WHAT YOU WILL DO - A single number is needed: how many lines of the data below contain "JSON".

Component data from apps and pages
····················

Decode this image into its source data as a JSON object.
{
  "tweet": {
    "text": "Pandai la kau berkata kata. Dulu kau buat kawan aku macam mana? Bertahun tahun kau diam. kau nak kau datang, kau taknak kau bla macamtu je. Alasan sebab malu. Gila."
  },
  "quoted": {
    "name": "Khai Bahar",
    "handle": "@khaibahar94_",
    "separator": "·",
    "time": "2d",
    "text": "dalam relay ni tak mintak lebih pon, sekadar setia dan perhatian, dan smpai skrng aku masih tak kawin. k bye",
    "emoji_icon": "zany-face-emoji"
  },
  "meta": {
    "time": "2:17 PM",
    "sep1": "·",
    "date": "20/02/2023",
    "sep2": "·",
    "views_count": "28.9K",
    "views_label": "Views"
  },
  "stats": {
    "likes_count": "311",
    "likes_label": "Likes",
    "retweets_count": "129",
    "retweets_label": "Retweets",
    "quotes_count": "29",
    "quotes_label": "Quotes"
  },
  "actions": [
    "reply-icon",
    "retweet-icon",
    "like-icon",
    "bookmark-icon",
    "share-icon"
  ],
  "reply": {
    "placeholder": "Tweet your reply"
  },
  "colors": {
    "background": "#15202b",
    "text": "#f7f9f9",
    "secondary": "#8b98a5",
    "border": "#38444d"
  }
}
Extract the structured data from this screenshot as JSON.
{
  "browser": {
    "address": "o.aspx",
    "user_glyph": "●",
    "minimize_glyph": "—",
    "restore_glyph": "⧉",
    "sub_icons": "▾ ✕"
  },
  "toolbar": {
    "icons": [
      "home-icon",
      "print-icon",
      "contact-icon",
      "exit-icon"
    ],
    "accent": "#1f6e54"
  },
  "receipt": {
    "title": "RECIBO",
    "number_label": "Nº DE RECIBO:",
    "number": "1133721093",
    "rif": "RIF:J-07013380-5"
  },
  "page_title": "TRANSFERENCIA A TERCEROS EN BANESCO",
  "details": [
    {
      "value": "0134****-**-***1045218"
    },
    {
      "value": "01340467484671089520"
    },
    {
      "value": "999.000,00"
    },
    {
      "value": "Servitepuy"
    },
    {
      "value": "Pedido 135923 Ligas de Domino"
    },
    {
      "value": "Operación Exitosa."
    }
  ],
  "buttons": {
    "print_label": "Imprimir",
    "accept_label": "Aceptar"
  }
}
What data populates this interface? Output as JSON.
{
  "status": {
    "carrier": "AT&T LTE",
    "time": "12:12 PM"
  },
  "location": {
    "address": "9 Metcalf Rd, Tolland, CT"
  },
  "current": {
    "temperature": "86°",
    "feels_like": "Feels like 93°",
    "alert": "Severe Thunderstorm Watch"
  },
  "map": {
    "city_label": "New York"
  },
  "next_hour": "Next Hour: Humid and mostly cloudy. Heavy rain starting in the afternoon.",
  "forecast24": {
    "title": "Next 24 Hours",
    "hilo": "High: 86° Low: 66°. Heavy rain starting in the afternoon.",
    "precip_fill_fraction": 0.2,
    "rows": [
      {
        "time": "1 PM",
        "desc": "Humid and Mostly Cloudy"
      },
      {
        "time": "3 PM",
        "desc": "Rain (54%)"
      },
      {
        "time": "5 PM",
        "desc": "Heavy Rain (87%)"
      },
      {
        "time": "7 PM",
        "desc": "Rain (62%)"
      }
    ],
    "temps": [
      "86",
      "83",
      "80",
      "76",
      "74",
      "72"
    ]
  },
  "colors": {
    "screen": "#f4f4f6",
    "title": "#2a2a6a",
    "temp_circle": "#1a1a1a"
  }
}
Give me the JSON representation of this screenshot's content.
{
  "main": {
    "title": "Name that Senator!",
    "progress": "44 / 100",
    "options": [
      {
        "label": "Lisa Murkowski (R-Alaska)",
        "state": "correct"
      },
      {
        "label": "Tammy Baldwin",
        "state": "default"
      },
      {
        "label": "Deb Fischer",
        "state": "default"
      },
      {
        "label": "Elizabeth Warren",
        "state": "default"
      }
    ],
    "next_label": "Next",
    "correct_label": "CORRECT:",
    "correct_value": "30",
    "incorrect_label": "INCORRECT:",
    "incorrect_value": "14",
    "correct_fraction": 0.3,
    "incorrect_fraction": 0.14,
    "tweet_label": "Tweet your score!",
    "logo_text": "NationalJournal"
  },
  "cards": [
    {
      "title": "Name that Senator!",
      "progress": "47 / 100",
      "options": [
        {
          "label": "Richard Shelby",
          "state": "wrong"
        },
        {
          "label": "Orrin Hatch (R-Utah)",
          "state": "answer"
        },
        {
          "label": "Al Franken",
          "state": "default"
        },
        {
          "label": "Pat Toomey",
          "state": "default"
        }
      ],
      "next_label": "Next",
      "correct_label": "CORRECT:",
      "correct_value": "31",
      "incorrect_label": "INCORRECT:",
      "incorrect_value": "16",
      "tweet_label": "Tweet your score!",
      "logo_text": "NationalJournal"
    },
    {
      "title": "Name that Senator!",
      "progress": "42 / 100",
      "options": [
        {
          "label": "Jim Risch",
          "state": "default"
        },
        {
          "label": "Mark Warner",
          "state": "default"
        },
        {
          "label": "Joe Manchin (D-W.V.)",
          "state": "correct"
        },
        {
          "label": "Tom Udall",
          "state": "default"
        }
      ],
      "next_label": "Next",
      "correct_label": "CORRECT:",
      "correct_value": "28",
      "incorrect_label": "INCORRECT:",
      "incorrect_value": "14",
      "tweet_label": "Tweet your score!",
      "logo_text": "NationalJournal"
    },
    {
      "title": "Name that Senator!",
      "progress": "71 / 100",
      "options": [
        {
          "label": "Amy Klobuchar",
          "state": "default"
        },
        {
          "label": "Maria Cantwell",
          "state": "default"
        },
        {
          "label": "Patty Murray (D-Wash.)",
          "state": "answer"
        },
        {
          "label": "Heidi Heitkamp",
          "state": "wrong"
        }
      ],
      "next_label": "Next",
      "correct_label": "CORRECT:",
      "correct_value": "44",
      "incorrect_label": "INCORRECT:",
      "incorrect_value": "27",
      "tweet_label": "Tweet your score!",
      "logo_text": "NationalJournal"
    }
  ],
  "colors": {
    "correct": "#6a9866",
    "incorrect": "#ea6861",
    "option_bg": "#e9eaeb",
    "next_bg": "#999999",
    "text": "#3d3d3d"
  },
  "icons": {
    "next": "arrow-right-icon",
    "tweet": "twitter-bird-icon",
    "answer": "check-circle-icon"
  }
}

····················

PROBLEM SOLUTION - 4